This morning at the White House, President Barack Obama announced the series of Executive Actions he plans to enact to increase gun safety, reduce gun violence, and help those subject to or afflicted by gun violence. Obama deemed his actions necessary given the lack of action from Congress, even in the face of popular support for such measures as expanding background checks for gun purchases.
“Maybe we can’t save everybody, but we can save some,” Obama said in a speech in the East Room of the White House, where he was joined by survivors and families of the victims of gun violence.
Obama wiped away tears as he recalled the children killed in the 2012 Newtown, Conn., shooting rampage.
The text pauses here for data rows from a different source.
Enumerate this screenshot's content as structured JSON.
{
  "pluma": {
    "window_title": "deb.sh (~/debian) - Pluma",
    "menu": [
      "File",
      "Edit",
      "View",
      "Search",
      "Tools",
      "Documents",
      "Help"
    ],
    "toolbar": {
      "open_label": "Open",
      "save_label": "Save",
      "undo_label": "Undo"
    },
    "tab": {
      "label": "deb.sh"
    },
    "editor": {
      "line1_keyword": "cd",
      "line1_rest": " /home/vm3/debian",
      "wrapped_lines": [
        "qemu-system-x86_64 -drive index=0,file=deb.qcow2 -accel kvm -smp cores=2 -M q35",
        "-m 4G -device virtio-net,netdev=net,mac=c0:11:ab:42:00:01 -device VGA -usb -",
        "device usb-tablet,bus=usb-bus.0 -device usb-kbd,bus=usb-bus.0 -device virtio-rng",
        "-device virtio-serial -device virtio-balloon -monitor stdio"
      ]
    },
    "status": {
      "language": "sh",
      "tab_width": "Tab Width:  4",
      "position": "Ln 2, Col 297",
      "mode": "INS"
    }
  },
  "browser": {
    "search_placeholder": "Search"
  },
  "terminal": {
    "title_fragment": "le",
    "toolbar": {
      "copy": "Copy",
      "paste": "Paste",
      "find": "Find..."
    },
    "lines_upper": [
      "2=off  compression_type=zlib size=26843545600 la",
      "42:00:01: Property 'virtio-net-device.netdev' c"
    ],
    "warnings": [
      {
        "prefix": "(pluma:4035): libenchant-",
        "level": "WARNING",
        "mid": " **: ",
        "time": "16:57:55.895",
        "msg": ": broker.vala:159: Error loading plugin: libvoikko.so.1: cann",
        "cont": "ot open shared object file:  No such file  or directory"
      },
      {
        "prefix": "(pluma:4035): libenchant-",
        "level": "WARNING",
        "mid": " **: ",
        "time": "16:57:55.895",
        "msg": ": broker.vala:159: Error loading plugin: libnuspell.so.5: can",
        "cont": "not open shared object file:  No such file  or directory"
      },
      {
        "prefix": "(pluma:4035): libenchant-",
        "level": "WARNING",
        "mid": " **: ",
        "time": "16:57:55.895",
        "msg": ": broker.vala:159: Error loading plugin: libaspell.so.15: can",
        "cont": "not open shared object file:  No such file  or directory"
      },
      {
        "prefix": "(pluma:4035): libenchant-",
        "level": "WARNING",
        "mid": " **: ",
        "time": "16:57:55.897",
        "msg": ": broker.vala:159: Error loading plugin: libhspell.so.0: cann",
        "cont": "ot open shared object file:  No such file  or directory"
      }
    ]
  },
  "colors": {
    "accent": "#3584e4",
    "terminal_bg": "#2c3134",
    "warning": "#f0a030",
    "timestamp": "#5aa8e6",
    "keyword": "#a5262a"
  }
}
He noted that tragedy didn’t translate into congressional action, even for measures that enjoy lopsided support among the American public. Legislation to expand background checks was blocked in 2013.
“The gun lobby may be able to hold Congress hostage right now, but they cannot hold America hostage,” he said.
A central feature of his actions are steps to expand the definition of who is a gun dealer, as those in the business of selling guns are currently required to perform background checks before making a sale. A big push among groups like the Brady Campaign to Prevent Gun Violence has been to close loopholes on sales of guns on the Internet and at gun shows. Although the executive action would not fall short of preventing all sales of guns without background checks, Obama said that it would expand the number of people and entities who will fall under existing law. He also unveiled measures to improve the background check system.
He also talked of the need to boost research on gun violence and gun safety, and to boost funding for mental health.
Though many detractors, lobbyists and Republican politicians decried Obama’s initiatives, Obama said that his moves are “not a plot to take away” guns and that background checks are not “some slippery slope to gun confiscation.” He didn’t mention Donald Trump by name, but his reference was to some of his rhetoric.
Instead, Obama compared his actions to efforts to boost safety in cars and even toys. “We know that there are some constraints on our freedom in order to protect innocent people,” he said.
Some of his proposals — like a $500 million investment in mental health services and budget items for 200 new ATF agents — still require congressional support.
Obama will participate on Thursday in a town hall on gun violence. You can watch his impassioned, detailed speech in full below:
article by Ted Johnson via Variety.com; additions by Lori Lakin Hutcherson